What Is Public Relations (PR)?
Public relations (PR) is the set of techniques and strategies related to managing how information about an individual or company is disseminated to the public, and especially the media. Its primary goals are to disseminate important company news or events, maintain a brand image, and put a positive spin on negative events to minimize their fallout. PR may occur in the form of a company press release, news conference, interviews with journalists, social media posting, or other venues.
Every individual or entity operating in the public eye faces the spread of information about them or their practices to the public. While public relations is an industry unto itself, any attempt to portray oneself in a certain way to others can be considered a form of public relations.
- Public relations (PR) refers to managing how others see and feel about a person, brand, or company.
- PR for corporations, notably publicly traded companies, focuses on maintaining a positive corporate image while handling media requests and shareholder inquiries.
- PR is especially important to defray public or investor outcry following negative news announcements.
- PR is different from advertising or marketing as it’s often meant to look organic.
Understanding Public Relations
Although not inherent in the definition, PR is often thought of as "spin," with the goal being to present the person, company, or brand in the best light possible. PR differs from advertising in that PR attempts to represent a person or brand's image in ways that will appear organic, such as generating good press from independent sources and recommending business decisions that will incur public support. Loosely defined until the mid-twentieth century, PR is one of the fastest-growing industries in the United States.
PR is essential to any company's success, especially when shares in the company are publicly traded and the value of a share depends on the public's confidence in a company or brand. In addition to handling media requests, information queries, and shareholder concerns, PR personnel are frequently responsible for crafting and maintaining the corporation's image. Occasionally, PR professionals engage in negative PR or willful attempts to discredit a rival brand or company, although such practices are not in keeping with the industry's code of ethics.
Many public companies have a separate investor relations (IR) department for dealing with communications to shareholders and analysts.
Public Relations in Practice

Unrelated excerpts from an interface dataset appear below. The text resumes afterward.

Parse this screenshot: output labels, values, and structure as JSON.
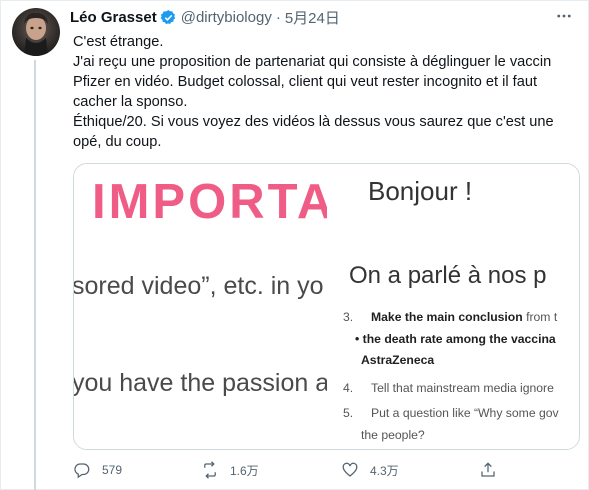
{
  "tweet": {
    "author_name": "Léo Grasset",
    "author_handle": "@dirtybiology",
    "separator": "·",
    "date": "5月24日",
    "text_lines": [
      "C'est étrange.",
      "J'ai reçu une proposition de partenariat qui consiste à déglinguer le vaccin",
      "Pfizer en vidéo. Budget colossal, client qui veut rester incognito et il faut",
      "cacher la sponso.",
      "Éthique/20. Si vous voyez des vidéos là dessus vous saurez que c'est une",
      "opé, du coup."
    ]
  },
  "media": {
    "left": {
      "heading": "IMPORTA",
      "line1": "sored video”, etc. in yo",
      "line2": "you have the passion a"
    },
    "right": {
      "heading": "Bonjour !",
      "subheading": "On a parlé à nos p",
      "items": [
        {
          "num": "3.",
          "bold": "Make the main conclusion",
          "rest": " from t"
        },
        {
          "num": "",
          "bold": "• the death rate among the vaccina",
          "rest": ""
        },
        {
          "num": "",
          "bold": "AstraZeneca",
          "rest": ""
        },
        {
          "num": "4.",
          "bold": "",
          "rest": "Tell that mainstream media ignore"
        },
        {
          "num": "5.",
          "bold": "",
          "rest": "Put a question like “Why some gov"
        },
        {
          "num": "",
          "bold": "",
          "rest": "the people?"
        }
      ]
    }
  },
  "actions": {
    "reply": {
      "icon": "reply-icon",
      "count": "579"
    },
    "retweet": {
      "icon": "retweet-icon",
      "count": "1.6万"
    },
    "like": {
      "icon": "heart-icon",
      "count": "4.3万"
    },
    "share": {
      "icon": "share-icon",
      "count": ""
    }
  },
  "colors": {
    "accent": "#1d9bf0",
    "secondary_text": "#536471",
    "heading_pink": "#ef5d86"
  }
}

PR also involves managing a company's reputation in the eyes of its customers. In a 2012 PR crisis, restaurant chain Chick-fil-A was forced to issue emergency statements with respect to its stance on same-sex marriage after a Chick-fil-A executive publicly came out against marriage equality. The statement stressed the company's "biblically-based principles" and its belief in treating "every person with honor, dignity, and respect." It was an example of how companies must exercise good PR. Most major companies have a PR department or utilize the services of an outside firm.
A company often has multiple publics to impress. Internally, a company will want to present itself as competently operated to its investors and biggest shareholders, which can involve arranging product demonstrations or other events directed towards shareholders.
Externally, a company that sells a good or service directly to consumers will want to present a public image that will encourage genuine, lasting brand support, which extends beyond the somewhat knowingly specious goals of advertising.
This can involve reassuring customers during a crisis, such as when Target (TGT) offered an $18.5 million settlement to its customers following a 2013 credit card hack in an attempt to restore good faith or the promotion of a lifestyle that would make the company's product or service attractive. The company also generates PR to attract investors. In this respect, good PR is especially important for startups or rapidly expanding companies.